For different reasons, both conservatives and liberals will wonder whether such a fusion of traditionalism and economic leftism is coherent, sustainable, or desirable. To his credit, Deneen often hedges his arguments just enough (and just in time) to prevent easy targets, but his overall project to commandeer the administrative state for leftist economic and social conservative ends is clear. Whether conservatives sympathetic to his earlier critique will have the intestinal fortitude to swallow both his red pill and his blue pill is another matter.

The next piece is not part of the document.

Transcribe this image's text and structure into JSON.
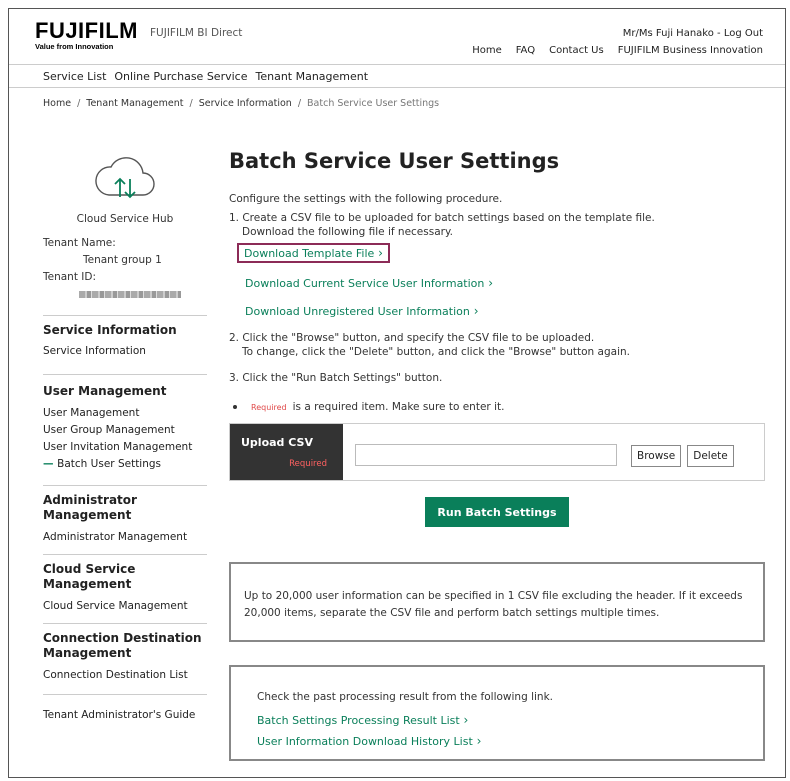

Characteristically Deneen ignores the classical aristocratic elements in the American Founding. As Publius writes in Federalist 57, “The aim of every political constitution is, or ought to be, first to obtain for rulers men who possess most wisdom to discern, and most virtue to pursue, the common good of the society.” And in practice, Deneen omits the addendum: “And in the next place, to take the most effectual precautions for keeping them virtuous whilst they continue to hold their public trust.” These two principles are the key to understanding the aim of the American founders’ constitutional design: to provide good government, and to prevent bad government. Strangely for a book bearing the title Regime Change, Deneen is largely silent about political institutions. Instead, he focuses on personal beliefs and actions.
Deneen gives an unsparing critique of progressivism. Drawing on a wide body of literature, including James Burnham, Christopher Lasch, Michael Lind, Charles Murray, and Tim Carney, he details how a placeless, homogeneous, privileged, credentialed, managerial elite has leveraged its tremendous political and financial power to attack the practices and beliefs that are proven conditions for human flourishing, such as religion, tradition, loyalty, and intact biological marriage. As a result the working class is “far more likely to exhibit various measures of social pathologies” and disadvantages such as “divorce, nonmarriage, out-of-wedlock childbirth, crime, addiction, un- and underemployment, bankruptcy, disintegrating social networks, and declining religiosity and moral formation” than are elites. “People in these classes,” Deneen observes, “have experienced the first decrease in the average life expectancy of any American generation, a consequence of these choices now increasingly described as ‘deaths of despair.’”